The widespread adoption of smart devices, especially through the Internet of Things has raised some concerns from a wide variety of groups. The ACLU has warned that the complete connection of our lives to these sensors will lead to a situation in which, “companies will increasingly know all there is to know about you.” The results of this would be best compared to the contemporary experiences with advertising and internet marketing. If a refrigerator can inform companies about what items a household is running low on, this opens up new and lucrative, but potentially ethically doubtful markets for advertising.

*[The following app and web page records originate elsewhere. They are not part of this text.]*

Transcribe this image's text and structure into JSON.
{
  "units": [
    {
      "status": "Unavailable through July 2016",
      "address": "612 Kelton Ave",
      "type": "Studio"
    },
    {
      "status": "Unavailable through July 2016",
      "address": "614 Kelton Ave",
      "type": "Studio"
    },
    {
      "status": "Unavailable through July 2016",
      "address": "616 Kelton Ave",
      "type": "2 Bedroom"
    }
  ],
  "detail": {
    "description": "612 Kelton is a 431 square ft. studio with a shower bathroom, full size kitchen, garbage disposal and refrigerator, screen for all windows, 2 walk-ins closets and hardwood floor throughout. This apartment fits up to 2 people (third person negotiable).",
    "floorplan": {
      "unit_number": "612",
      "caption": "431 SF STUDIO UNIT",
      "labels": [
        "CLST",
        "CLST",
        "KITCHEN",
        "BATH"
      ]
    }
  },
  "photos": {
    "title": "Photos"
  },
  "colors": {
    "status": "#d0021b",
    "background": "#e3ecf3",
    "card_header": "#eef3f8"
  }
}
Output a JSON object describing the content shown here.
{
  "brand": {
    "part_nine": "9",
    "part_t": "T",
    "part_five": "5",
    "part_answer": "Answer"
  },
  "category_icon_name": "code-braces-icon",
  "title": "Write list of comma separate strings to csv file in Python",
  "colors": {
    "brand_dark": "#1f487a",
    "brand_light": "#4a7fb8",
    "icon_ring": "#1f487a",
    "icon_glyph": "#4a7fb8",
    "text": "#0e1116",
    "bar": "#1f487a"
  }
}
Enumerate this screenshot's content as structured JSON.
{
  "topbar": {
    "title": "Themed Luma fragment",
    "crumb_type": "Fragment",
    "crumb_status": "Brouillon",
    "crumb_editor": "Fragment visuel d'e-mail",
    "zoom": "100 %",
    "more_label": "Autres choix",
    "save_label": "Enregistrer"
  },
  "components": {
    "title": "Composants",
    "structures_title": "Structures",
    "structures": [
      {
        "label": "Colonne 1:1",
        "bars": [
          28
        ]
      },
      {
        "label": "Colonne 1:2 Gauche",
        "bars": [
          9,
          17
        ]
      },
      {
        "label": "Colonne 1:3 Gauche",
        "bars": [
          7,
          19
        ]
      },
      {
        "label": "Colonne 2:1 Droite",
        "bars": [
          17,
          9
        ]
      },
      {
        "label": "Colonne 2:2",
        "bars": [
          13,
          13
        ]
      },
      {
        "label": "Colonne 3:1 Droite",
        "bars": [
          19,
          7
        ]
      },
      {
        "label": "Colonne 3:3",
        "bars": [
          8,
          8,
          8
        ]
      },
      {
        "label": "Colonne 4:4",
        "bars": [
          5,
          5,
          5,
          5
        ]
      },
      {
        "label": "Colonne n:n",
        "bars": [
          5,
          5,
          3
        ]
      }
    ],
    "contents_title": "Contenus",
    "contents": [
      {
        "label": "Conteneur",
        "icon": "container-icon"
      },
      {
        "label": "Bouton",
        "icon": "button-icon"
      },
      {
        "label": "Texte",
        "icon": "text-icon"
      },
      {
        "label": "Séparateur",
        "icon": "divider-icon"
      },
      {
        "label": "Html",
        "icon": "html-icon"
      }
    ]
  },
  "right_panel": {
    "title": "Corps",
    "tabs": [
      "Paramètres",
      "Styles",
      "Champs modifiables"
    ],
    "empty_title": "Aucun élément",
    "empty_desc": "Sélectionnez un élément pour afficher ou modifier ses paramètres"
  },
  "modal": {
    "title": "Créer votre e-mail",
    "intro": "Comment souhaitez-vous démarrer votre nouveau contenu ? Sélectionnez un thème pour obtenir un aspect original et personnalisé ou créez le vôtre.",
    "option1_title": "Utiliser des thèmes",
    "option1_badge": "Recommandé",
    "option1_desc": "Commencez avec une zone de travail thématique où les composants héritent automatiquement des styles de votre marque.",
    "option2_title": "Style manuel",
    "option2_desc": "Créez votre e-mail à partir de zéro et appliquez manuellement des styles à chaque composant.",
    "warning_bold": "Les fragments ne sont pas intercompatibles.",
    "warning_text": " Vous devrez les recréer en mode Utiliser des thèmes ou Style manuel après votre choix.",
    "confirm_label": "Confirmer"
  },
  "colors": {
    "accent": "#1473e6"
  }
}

The article goes on to warn that “law enforcement will exploit any database built, if it makes it easier to figure out what the rest of us are up to.” A house filled with objects all collecting data on the its inhabitants would generate a treasure trove of information for any interested party. Even the NIC warns about the possible danger which could result from an unsecured network built around a fully interconnected household. A single product with malicious code could easily wreak havoc on an unimaginable scale once it was integrated into a wide variety of houses.

Environmental activists have also raised concerns with the lasting effects of these sensors being produced and distributed on such a wide scale. The heavy presence of semiconductors in each of these sensors and other devices will lead to a massive amount of heavy metals and other toxic materials making their way into landfills as these devices are eventually discarded. Some have responded to this argument by pointing out that the ubiquity of sensors in our houses will help cut down on energy use, drastically reducing pollution.